Secondly, we need the grace of watchfulness. "Watch, therefore," says Christ, for "ye know not when the Lord of the house cometh." And He ends the discourse by repeating the warning, "What I say unto you, I say unto all, Watch." "The price of liberty," said Burke in a notable and familiar sentence, "is eternal vigilance." It is the price of salvation as well. We must be eternally alert, watchful, vigilant. For we may fail in our Christian life not simply through cowardice but also through presumption. We may flatter ourselves that all is well with us and so let down our guard that at the very time when we were saying peace and safety sudden destruction may come upon us. That was the trouble with the disciples in the garden not cowardice but presumption. Instead of watching they slept, and so their enemies got them unawares. You remember where John Bunyan leaves Presumption in a bottom chained by the heels. Over-confidence may result in the Lord when He comes finding us sleeping. So that if on the one hand we need to pray to be delivered from weakness and fear, on the other hand we need to pray this further prayer, "Keep back thy servant also from presumptuous sins. Let them not have dominion over me" (Psalms 19:13). Over-confidence may be as fatal as cowardice. "What I say unto you, I say unto all, Watch."

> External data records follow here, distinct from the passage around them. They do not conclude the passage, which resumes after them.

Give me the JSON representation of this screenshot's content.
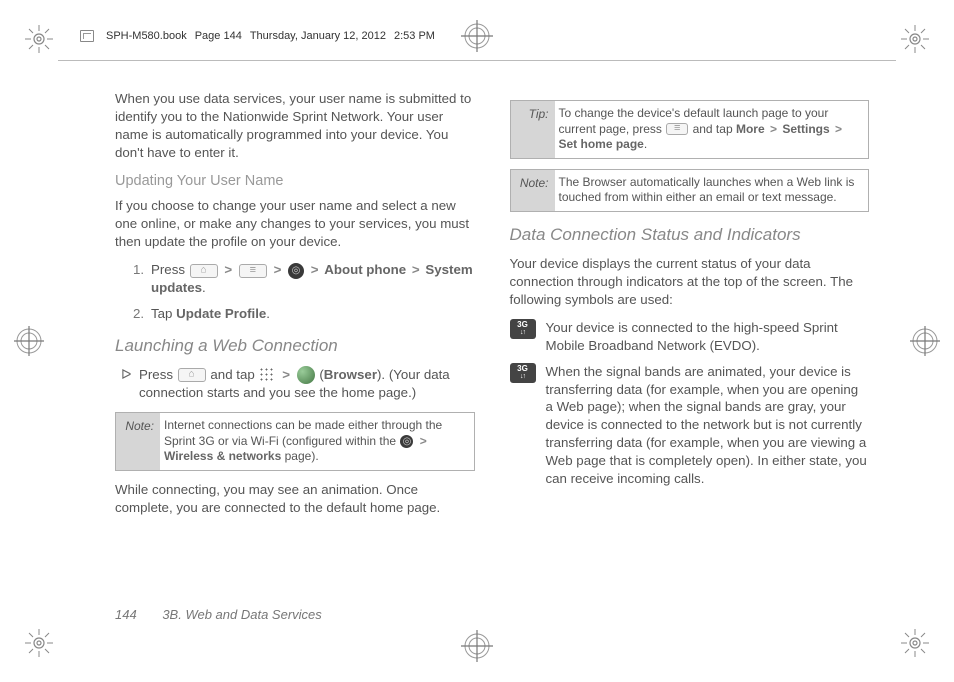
{
  "header": {
    "filename": "SPH-M580.book",
    "page_ref": "Page 144",
    "date": "Thursday, January 12, 2012",
    "time": "2:53 PM"
  },
  "left": {
    "intro": "When you use data services, your user name is submitted to identify you to the Nationwide Sprint Network. Your user name is automatically programmed into your device. You don't have to enter it.",
    "h_update": "Updating Your User Name",
    "update_text": "If you choose to change your user name and select a new one online, or make any changes to your services, you must then update the profile on your device.",
    "step1_a": "Press",
    "step1_about": "About phone",
    "step1_sys": "System updates",
    "step2_a": "Tap",
    "step2_b": "Update Profile",
    "h_launch": "Launching a Web Connection",
    "launch_a": "Press",
    "launch_b": "and tap",
    "launch_browser": "Browser",
    "launch_c": "(Your data connection starts and you see the home page.)",
    "note1_label": "Note:",
    "note1_text_a": "Internet connections can be made either through the Sprint 3G or via Wi-Fi (configured within the",
    "note1_wireless": "Wireless & networks",
    "note1_text_b": "page).",
    "connect_text": "While connecting, you may see an animation. Once complete, you are connected to the default home page."
  },
  "right": {
    "tip_label": "Tip:",
    "tip_text_a": "To change the device's default launch page to your current page, press",
    "tip_text_b": "and tap",
    "tip_more": "More",
    "tip_settings": "Settings",
    "tip_set_home": "Set home page",
    "note2_label": "Note:",
    "note2_text": "The Browser automatically launches when a Web link is touched from within either an email or text message.",
    "h_status": "Data Connection Status and Indicators",
    "status_intro": "Your device displays the current status of your data connection through indicators at the top of the screen. The following symbols are used:",
    "ind1": "Your device is connected to the high-speed Sprint Mobile Broadband Network (EVDO).",
    "ind2": "When the signal bands are animated, your device is transferring data (for example, when you are opening a Web page); when the signal bands are gray, your device is connected to the network but is not currently transferring data (for example, when you are viewing a Web page that is completely open). In either state, you can receive incoming calls."
  },
  "footer": {
    "page": "144",
    "section": "3B. Web and Data Services"
  }
}
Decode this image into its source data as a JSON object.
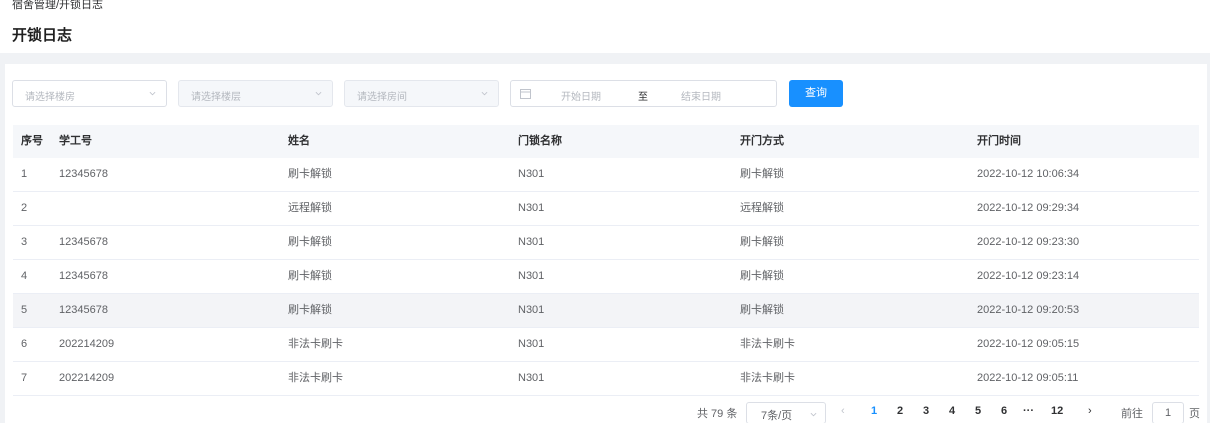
{
  "header": {
    "breadcrumb": "宿舍管理/开锁日志",
    "title": "开锁日志"
  },
  "filters": {
    "building_placeholder": "请选择楼房",
    "floor_placeholder": "请选择楼层",
    "room_placeholder": "请选择房间",
    "start_date_placeholder": "开始日期",
    "range_separator": "至",
    "end_date_placeholder": "结束日期",
    "query_label": "查询"
  },
  "table": {
    "columns": [
      "序号",
      "学工号",
      "姓名",
      "门锁名称",
      "开门方式",
      "开门时间"
    ],
    "rows": [
      [
        "1",
        "12345678",
        "刷卡解锁",
        "N301",
        "刷卡解锁",
        "2022-10-12 10:06:34"
      ],
      [
        "2",
        "",
        "远程解锁",
        "N301",
        "远程解锁",
        "2022-10-12 09:29:34"
      ],
      [
        "3",
        "12345678",
        "刷卡解锁",
        "N301",
        "刷卡解锁",
        "2022-10-12 09:23:30"
      ],
      [
        "4",
        "12345678",
        "刷卡解锁",
        "N301",
        "刷卡解锁",
        "2022-10-12 09:23:14"
      ],
      [
        "5",
        "12345678",
        "刷卡解锁",
        "N301",
        "刷卡解锁",
        "2022-10-12 09:20:53"
      ],
      [
        "6",
        "202214209",
        "非法卡刷卡",
        "N301",
        "非法卡刷卡",
        "2022-10-12 09:05:15"
      ],
      [
        "7",
        "202214209",
        "非法卡刷卡",
        "N301",
        "非法卡刷卡",
        "2022-10-12 09:05:11"
      ]
    ]
  },
  "pagination": {
    "total": "共 79 条",
    "page_size": "7条/页",
    "pages": [
      "1",
      "2",
      "3",
      "4",
      "5",
      "6",
      "···",
      "12"
    ],
    "current_page": "1",
    "prev": "‹",
    "next": "›",
    "goto_label": "前往",
    "goto_value": "1",
    "goto_suffix": "页"
  },
  "colors": {
    "primary": "#1890ff",
    "background": "#f0f2f5",
    "highlight_row": "#f3f4f7"
  },
  "icons": [
    "chevron-down-icon",
    "calendar-icon",
    "chevron-left-icon",
    "chevron-right-icon"
  ]
}
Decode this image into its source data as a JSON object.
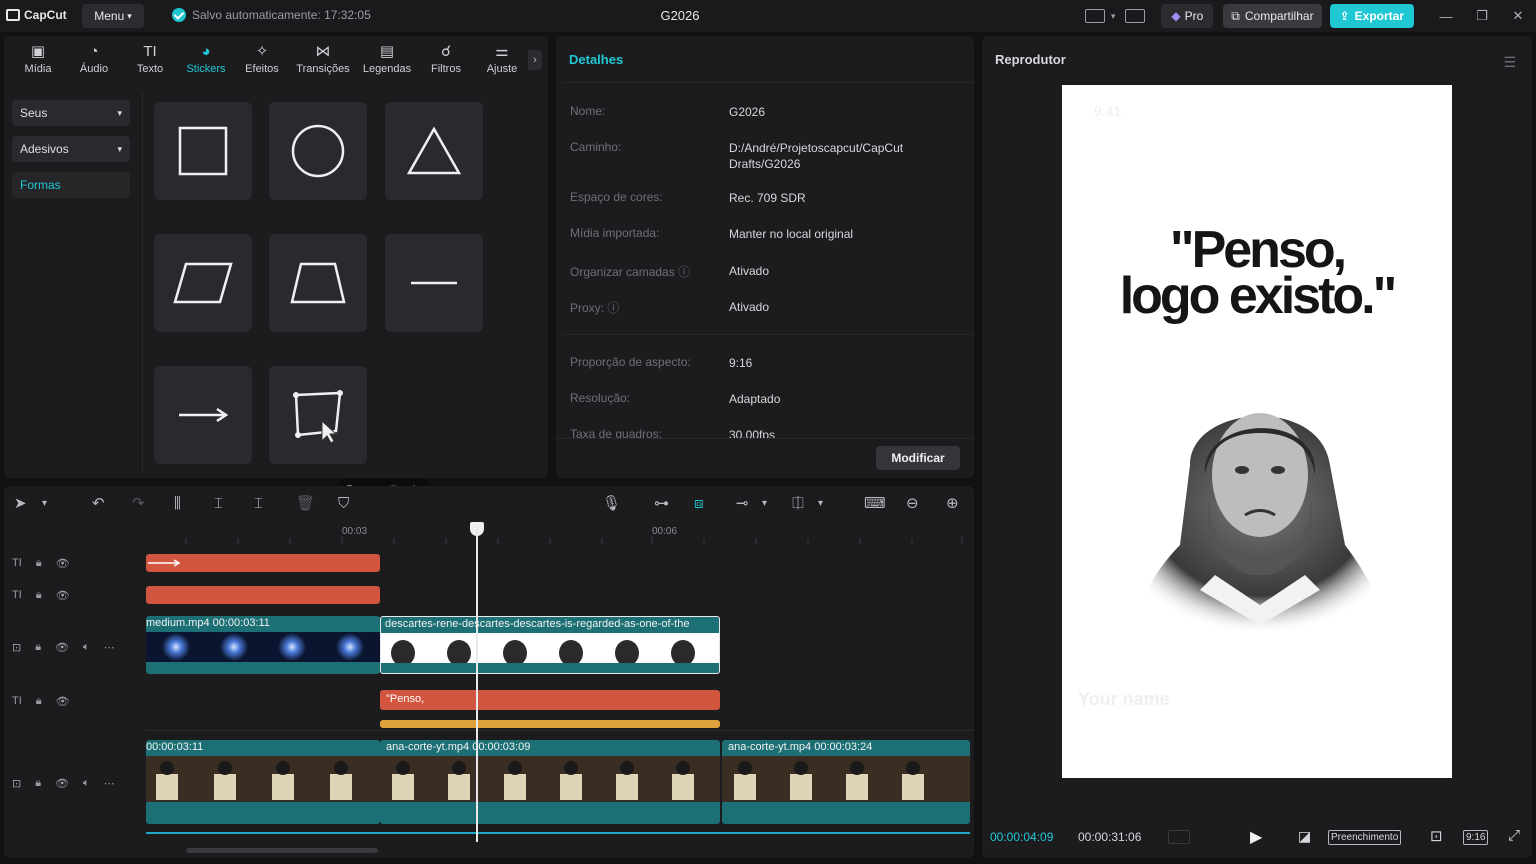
{
  "app": {
    "logo_text": "CapCut",
    "menu_label": "Menu",
    "save_status": "Salvo automaticamente: 17:32:05",
    "project_title": "G2026",
    "pro_label": "Pro",
    "share_label": "Compartilhar",
    "export_label": "Exportar",
    "accent_color": "#20c8d4"
  },
  "tools": [
    {
      "label": "Mídia",
      "icon": "media-icon"
    },
    {
      "label": "Áudio",
      "icon": "audio-icon"
    },
    {
      "label": "Texto",
      "icon": "text-icon"
    },
    {
      "label": "Stickers",
      "icon": "stickers-icon",
      "active": true
    },
    {
      "label": "Efeitos",
      "icon": "effects-icon"
    },
    {
      "label": "Transições",
      "icon": "transitions-icon"
    },
    {
      "label": "Legendas",
      "icon": "captions-icon"
    },
    {
      "label": "Filtros",
      "icon": "filters-icon"
    },
    {
      "label": "Ajuste",
      "icon": "adjust-icon"
    }
  ],
  "stickers_sidebar": {
    "items": [
      "Seus",
      "Adesivos",
      "Formas"
    ],
    "selected": "Formas"
  },
  "shapes": {
    "names": [
      "square",
      "circle",
      "triangle",
      "parallelogram",
      "trapezoid",
      "line",
      "arrow",
      "custom"
    ],
    "tooltip": "Personalizado"
  },
  "details": {
    "title": "Detalhes",
    "rows": [
      {
        "label": "Nome:",
        "value": "G2026"
      },
      {
        "label": "Caminho:",
        "value": "D:/André/Projetoscapcut/CapCut Drafts/G2026"
      },
      {
        "label": "Espaço de cores:",
        "value": "Rec. 709 SDR"
      },
      {
        "label": "Mídia importada:",
        "value": "Manter no local original"
      },
      {
        "label": "Organizar camadas",
        "value": "Ativado"
      },
      {
        "label": "Proxy:",
        "value": "Ativado"
      },
      {
        "label": "Proporção de aspecto:",
        "value": "9:16"
      },
      {
        "label": "Resolução:",
        "value": "Adaptado"
      },
      {
        "label": "Taxa de quadros:",
        "value": "30.00fps"
      }
    ],
    "modify_label": "Modificar"
  },
  "player": {
    "title": "Reprodutor",
    "quote_line1": "\"Penso,",
    "quote_line2": "logo existo.\"",
    "ghost_name": "Your name",
    "current_time": "00:00:04:09",
    "total_time": "00:00:31:06",
    "fill_label": "Preenchimento",
    "ratio_label": "9:16"
  },
  "timeline": {
    "ruler": [
      "00:03",
      "00:06"
    ],
    "clips": {
      "video1_a": "medium.mp4  00:00:03:11",
      "video1_b": "descartes-rene-descartes-descartes-is-regarded-as-one-of-the",
      "text_clip": "\"Penso,",
      "main_a": "00:00:03:11",
      "main_b": "ana-corte-yt.mp4  00:00:03:09",
      "main_c": "ana-corte-yt.mp4  00:00:03:24"
    }
  }
}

This is a chapter about the Lord's Return. The disciples were most anxious about the date of it. Jesus was most anxious that they should be ready to welcome Him whenever He did come. And that is what really matters that whenever the Lord comes we should be ready to receive Him.

Are we Ready?

I believe in what is technically known as the Second Coming of Christ. I believe that He will come back again to take His power and to reign. But I never trouble myself to ask when that coming will take place. There is another coming that may be nearer far. For Christ comes to the individual soul in death. And when that day and hour may be we cannot tell. But I do not know that this matters. The question is, are we ready to meet Him whenever He comes? Are we watching for Him? Are we stedfast, unmovable, always abounding in the work of the Lord? Are we bravely, faithfully doing our task? If so, all's well. We shall be amongst those who love His appearing. Suppose the message reached us, "Behold, I come quickly," what would our answer be? Happy the man who can say back, "Even so, come, Lord Jesus."

Bibliographical Information
Jones, J.D. "Commentary on Mark 13". Jones' Commentary on the Book of Mark.